SEEDLING project holds First Project Team Meeting
The SEEDLING project held its First Project Team Meeting on February 3, 2016 on the premises of REC Country Office Serbia. The project is implemented by the Regional Environmental Center (REC) and financed by the Austrian Development Agency (ADA). The total project amount is EUR 1.534 million. Of this amount, ADA is contributing EUR 1.4 million in funding, while the remainder is a contribution from the REC.
SEEDLING (Introducing UN Sustainable Development Goals in Schools in South East Europe) aims to strengthen education, capacity building and awareness raising on the new Sustainable Development Goals (SDGs) in SEE countries (Albania, Bosnia and Herzegovina, Kosovo*, the former Yugoslav Republic of Macedonia, Moldova, Montenegro and Serbia) by incorporating them into national school curricula and by means of regional cooperation and networking among decision makers, educators and teachers. The aim of including Moldova in the project is to transfer knowledge and experience to the country from the SEE region.

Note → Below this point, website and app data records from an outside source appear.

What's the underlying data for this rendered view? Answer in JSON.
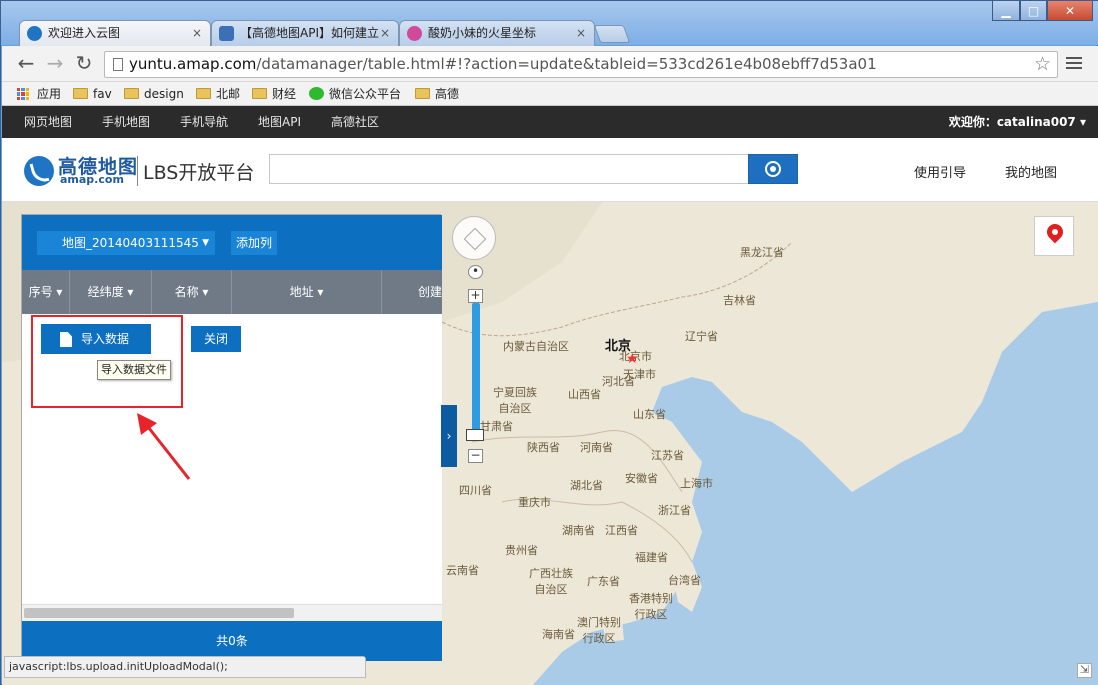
{
  "browser": {
    "tabs": [
      {
        "title": "欢迎进入云图",
        "active": true
      },
      {
        "title": "【高德地图API】如何建立",
        "active": false
      },
      {
        "title": "酸奶小妹的火星坐标",
        "active": false
      }
    ],
    "close_glyph": "×",
    "window_controls": {
      "minimize": "▁",
      "maximize": "□",
      "close": "✕"
    },
    "nav": {
      "back": "←",
      "forward": "→",
      "reload": "↻"
    },
    "url": {
      "host": "yuntu.amap.com",
      "path": "/datamanager/table.html#!?action=update&tableid=533cd261e4b08ebff7d53a01"
    },
    "star": "☆",
    "bookmarks": [
      "应用",
      "fav",
      "design",
      "北邮",
      "财经",
      "微信公众平台",
      "高德"
    ]
  },
  "site": {
    "top_nav": [
      "网页地图",
      "手机地图",
      "手机导航",
      "地图API",
      "高德社区"
    ],
    "welcome": "欢迎你：catalina007",
    "welcome_caret": "▾",
    "logo": {
      "cn": "高德地图",
      "en": "amap.com",
      "lbs": "LBS开放平台"
    },
    "header_links": [
      "使用引导",
      "我的地图"
    ]
  },
  "panel": {
    "map_name": "地图_20140403111545",
    "dropdown_caret": "▼",
    "add_column": "添加列",
    "columns": [
      {
        "label": "序号 ▾"
      },
      {
        "label": "经纬度 ▾"
      },
      {
        "label": "名称 ▾"
      },
      {
        "label": "地址 ▾"
      },
      {
        "label": "创建"
      }
    ],
    "import_button": "导入数据",
    "close_button": "关闭",
    "tooltip": "导入数据文件",
    "footer": "共0条",
    "collapse": "›"
  },
  "map": {
    "zoom_in": "+",
    "zoom_out": "−",
    "labels": {
      "capital": "北京",
      "provinces": [
        "黑龙江省",
        "吉林省",
        "辽宁省",
        "内蒙古自治区",
        "北京市",
        "天津市",
        "河北省",
        "宁夏回族自治区",
        "山西省",
        "山东省",
        "甘肃省",
        "陕西省",
        "河南省",
        "江苏省",
        "四川省",
        "湖北省",
        "安徽省",
        "上海市",
        "重庆市",
        "浙江省",
        "湖南省",
        "江西省",
        "贵州省",
        "福建省",
        "云南省",
        "广西壮族自治区",
        "广东省",
        "台湾省",
        "香港特别行政区",
        "澳门特别行政区",
        "海南省"
      ]
    }
  },
  "status_bar": "javascript:lbs.upload.initUploadModal();",
  "colors": {
    "panel_blue": "#0c6fc0",
    "header_dark": "#2b2b2b",
    "highlight_red": "#e8242a"
  }
}
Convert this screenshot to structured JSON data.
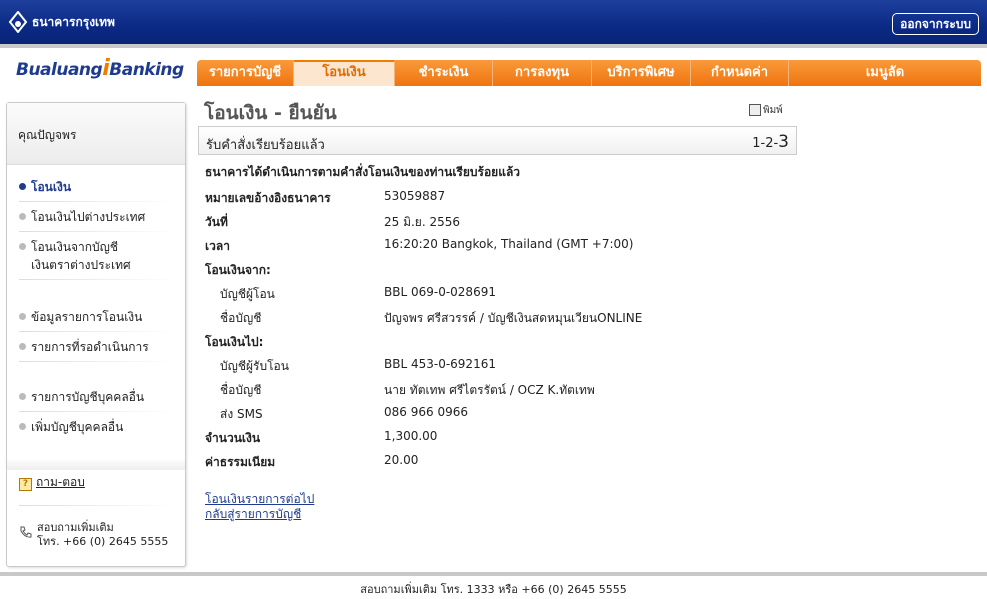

The proposed project is a continuation of the REC's ESD-related activities in the SEE region. The services proposed are tailored to the needs of the beneficiary countries and are designed to support ongoing reforms in the national educational systems. Some of the proposed activities will create synergies with these ongoing reforms and strengthen the capacity of educational institutions, while other activities will focus on specific educational challenges in the countries and on the introduction of ESD in secondary education by means of a new multimedia tool that will reflect the requirements of the SDGs. Most of the target countries have introduced at least one REC-developed ESD multimedia product from the Green Pack family in their formal educational system.
UN SDGs: a brief background
On January 1, 2016, the 17 Sustainable Development Goals (SDGs) of the 2030 Agenda for Sustainable Development, adopted by world leaders in September 2015 at an historic UN Summit, officially came into force. Over the next 15 years, countries will attempt to mobilise efforts to end all forms of poverty, fight inequalities and tackle climate change, while ensuring that no one is left behind.
The SDGs build on the success of the Millennium Development Goals (MDGs) and aim to go further to end all forms of poverty. The new goals are unique in that they call for action by all countries (poor, rich and middle-income) to promote prosperity while protecting the planet. They recognise that ending poverty must go hand-in-hand with economic growth strategies that also address a range of social needs including education, health, social protection, and job opportunities, while tackling climate change and environmental protection.
While the SDGs are not legally binding, governments are expected to take ownership and establish national frameworks for the achievement of the 17 goals. Countries have primary responsibility for following-up on and reviewing any progress made in implementing the goals, which will require high-quality, accessible and timely data collection. Regional follow-up and review will be based on national-level analyses and contribute to the same actions at the global level.
* This designation is without prejudice to positions on status, and is in line with UNSCR 1244 and the ICJ Opinion on the Kosovo declaration of independence.